This piece exhibits both a profound cosmic perspective and a very naive understanding of current human societies. He starts out by showing how we humans are an extremely unlikely life form in a vast universe of dead molecules.
Such a cosmic vision impels us as humans to recognize our unique existence beyond merely our individual lives and our daily, rather petty preoccupations. Parry confronts us with the stark fact that we humans now possess the means of our own destruction:
There can be a sense of senselessness to the human existence. There is wholly unnecessary destruction, driven by greed or fear or ideology or religion. We have seen plenty of that in human history and especially over the past century, a time of world wars, human-caused global pollution and advanced instruments to deliver death, even the potential to exterminate all life on the planet.Parry sees the main driver of humanity's self-destruction as ignorance, and see his vital role as a journalist to report the truth about human events as accurately as possible in order to prevent the disappearance of our unique set of organized molecules from the known universe.
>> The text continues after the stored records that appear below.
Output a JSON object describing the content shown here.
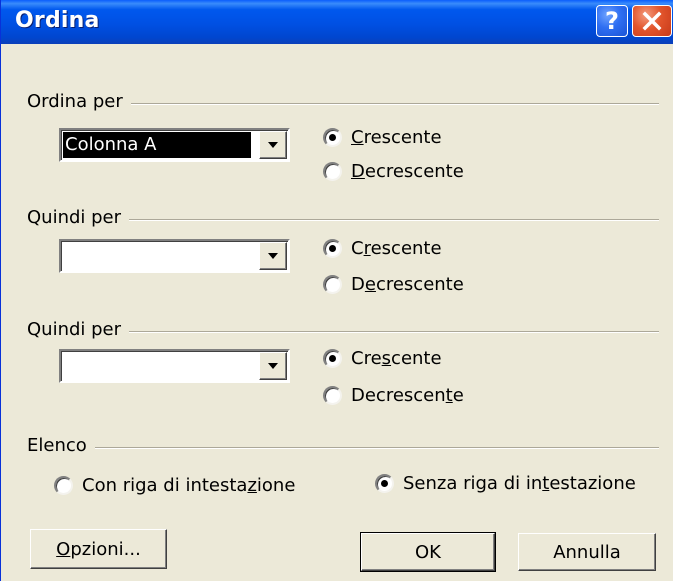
{
  "window": {
    "title": "Ordina"
  },
  "titlebar_buttons": {
    "help": "?"
  },
  "sort_by": {
    "group_label": "Ordina per",
    "field_value": "Colonna A",
    "ascending": {
      "pre": "",
      "mnemonic": "C",
      "post": "rescente",
      "checked": true
    },
    "descending": {
      "pre": "",
      "mnemonic": "D",
      "post": "ecrescente",
      "checked": false
    }
  },
  "then_by_1": {
    "group_label": "Quindi per",
    "field_value": "",
    "ascending": {
      "pre": "C",
      "mnemonic": "r",
      "post": "escente",
      "checked": true
    },
    "descending": {
      "pre": "D",
      "mnemonic": "e",
      "post": "crescente",
      "checked": false
    }
  },
  "then_by_2": {
    "group_label": "Quindi per",
    "field_value": "",
    "ascending": {
      "pre": "Cre",
      "mnemonic": "s",
      "post": "cente",
      "checked": true
    },
    "descending": {
      "pre": "Decrescen",
      "mnemonic": "t",
      "post": "e",
      "checked": false
    }
  },
  "list": {
    "group_label": "Elenco",
    "with_header": {
      "pre": "Con riga di intesta",
      "mnemonic": "z",
      "post": "ione",
      "checked": false
    },
    "without_header": {
      "pre": "Senza riga di in",
      "mnemonic": "t",
      "post": "estazione",
      "checked": true
    }
  },
  "buttons": {
    "options": {
      "mnemonic": "O",
      "post": "pzioni..."
    },
    "ok": "OK",
    "cancel": "Annulla"
  }
}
This is where naiveté sets in. Like so many of today's humans, he seems unable to rise above the profound indoctrination by ruling classes which ignore their role in this orgy of self-destruction. During the last 10,000 or so years societies have been organized into classes of people with some enjoying far more power, wealth, and privileges than others. During this period we have also seen societies plagued by continual wars and crime. Worse yet, in the last few centuries a new driver of our self-destruction has come in the form of an economic system, capitalism, that drives economies to perpetual growth in a finite planet.
The system has now spread so much pollution that the ecosystem is being so dangerously altered that the planet will soon no longer be able to sustain humans along with many other life forms. This system of capitalism has also dangerously affected the health of societies upon which humans depend for their existence. Societies are now so wrecked by inequality, vast poverty for the many amidst fabulous wealth for a few, that wars and crime are now a major menace to societies. Parry also correctly sees a threat from another product of human creativity in the form of "advanced instruments to deliver death, even the potential to exterminate all life on the planet".
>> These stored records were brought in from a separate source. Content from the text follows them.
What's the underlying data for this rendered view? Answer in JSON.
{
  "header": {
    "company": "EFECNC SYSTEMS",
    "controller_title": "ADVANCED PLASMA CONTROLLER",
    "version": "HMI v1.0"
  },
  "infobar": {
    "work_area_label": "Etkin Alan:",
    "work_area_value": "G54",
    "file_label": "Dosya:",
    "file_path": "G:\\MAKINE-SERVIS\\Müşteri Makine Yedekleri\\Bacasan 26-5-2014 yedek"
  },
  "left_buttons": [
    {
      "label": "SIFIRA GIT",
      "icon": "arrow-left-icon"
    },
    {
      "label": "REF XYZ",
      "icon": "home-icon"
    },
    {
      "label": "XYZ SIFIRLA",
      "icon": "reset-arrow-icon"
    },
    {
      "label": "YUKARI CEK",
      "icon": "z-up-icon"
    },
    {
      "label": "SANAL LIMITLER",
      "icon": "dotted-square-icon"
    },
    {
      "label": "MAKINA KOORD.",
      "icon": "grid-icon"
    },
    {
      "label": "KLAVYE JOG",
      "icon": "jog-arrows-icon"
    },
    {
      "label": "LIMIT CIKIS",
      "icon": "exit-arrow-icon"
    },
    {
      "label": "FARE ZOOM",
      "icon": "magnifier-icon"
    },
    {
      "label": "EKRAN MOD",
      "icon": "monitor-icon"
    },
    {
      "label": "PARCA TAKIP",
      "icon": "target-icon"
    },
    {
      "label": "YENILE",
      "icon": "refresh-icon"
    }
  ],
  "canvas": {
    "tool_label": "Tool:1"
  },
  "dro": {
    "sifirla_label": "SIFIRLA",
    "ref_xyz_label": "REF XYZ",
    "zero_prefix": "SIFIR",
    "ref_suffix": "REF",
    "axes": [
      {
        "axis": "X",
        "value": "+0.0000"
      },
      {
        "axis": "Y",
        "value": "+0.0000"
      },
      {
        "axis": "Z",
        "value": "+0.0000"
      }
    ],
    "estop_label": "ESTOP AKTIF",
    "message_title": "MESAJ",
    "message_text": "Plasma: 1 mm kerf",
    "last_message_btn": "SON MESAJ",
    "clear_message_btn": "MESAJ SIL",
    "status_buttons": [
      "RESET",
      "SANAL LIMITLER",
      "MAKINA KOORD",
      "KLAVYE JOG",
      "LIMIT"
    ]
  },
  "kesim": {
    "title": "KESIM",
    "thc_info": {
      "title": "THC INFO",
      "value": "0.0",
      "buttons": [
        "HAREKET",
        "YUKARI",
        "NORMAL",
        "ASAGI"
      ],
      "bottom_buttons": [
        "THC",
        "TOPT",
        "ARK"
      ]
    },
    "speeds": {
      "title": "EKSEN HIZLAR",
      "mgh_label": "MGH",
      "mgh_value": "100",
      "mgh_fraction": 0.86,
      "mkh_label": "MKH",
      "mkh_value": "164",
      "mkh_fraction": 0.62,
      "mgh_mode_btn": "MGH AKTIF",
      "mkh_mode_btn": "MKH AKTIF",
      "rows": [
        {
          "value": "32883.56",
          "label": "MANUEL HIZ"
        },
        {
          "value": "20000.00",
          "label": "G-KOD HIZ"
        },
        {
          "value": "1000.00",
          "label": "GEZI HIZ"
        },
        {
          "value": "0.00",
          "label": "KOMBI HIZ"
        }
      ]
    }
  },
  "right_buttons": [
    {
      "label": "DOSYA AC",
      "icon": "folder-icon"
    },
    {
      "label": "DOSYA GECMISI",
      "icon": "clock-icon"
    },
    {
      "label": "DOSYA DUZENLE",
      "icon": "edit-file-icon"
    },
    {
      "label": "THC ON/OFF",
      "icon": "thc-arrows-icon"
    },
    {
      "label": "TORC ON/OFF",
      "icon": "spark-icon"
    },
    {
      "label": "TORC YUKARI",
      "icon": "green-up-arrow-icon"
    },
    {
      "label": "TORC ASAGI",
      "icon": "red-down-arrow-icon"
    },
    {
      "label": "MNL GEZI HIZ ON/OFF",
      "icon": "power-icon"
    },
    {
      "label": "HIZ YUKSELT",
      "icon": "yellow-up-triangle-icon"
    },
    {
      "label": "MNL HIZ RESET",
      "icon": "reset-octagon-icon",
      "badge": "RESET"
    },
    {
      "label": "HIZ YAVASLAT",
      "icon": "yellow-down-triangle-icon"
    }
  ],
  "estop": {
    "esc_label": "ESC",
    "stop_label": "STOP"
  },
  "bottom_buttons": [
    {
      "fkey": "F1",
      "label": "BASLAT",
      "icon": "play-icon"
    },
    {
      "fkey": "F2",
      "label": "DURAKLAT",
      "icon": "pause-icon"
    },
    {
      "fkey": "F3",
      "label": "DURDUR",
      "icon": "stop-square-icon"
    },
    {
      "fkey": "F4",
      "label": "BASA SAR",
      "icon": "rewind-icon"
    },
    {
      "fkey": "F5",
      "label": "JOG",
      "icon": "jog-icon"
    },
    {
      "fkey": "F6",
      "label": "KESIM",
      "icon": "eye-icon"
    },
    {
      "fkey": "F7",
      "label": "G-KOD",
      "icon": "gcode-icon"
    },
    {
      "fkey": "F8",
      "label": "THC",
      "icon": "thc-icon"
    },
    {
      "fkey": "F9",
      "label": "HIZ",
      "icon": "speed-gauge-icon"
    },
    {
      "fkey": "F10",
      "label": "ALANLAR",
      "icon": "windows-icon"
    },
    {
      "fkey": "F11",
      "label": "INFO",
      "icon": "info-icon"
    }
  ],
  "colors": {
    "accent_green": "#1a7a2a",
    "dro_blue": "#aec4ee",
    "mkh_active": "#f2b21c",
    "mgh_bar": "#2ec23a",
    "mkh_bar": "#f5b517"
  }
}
Capitalist ruling classes are the ones who benefit from this arrangement. It is they who put their stamp of self-interest on every institution in their societies. The deadliest form of this self-interest are the pervasive deceptions about the realities of their rule and their system. Parry in his quest to report the truth will always be thwarted by his own self-interest and by threats from these ruling classes. Should he report too much truth about their rule and their system, he will be banished to the journalistic equivalent of Siberia--if he hasn't already. He seems completely oblivious to this reality.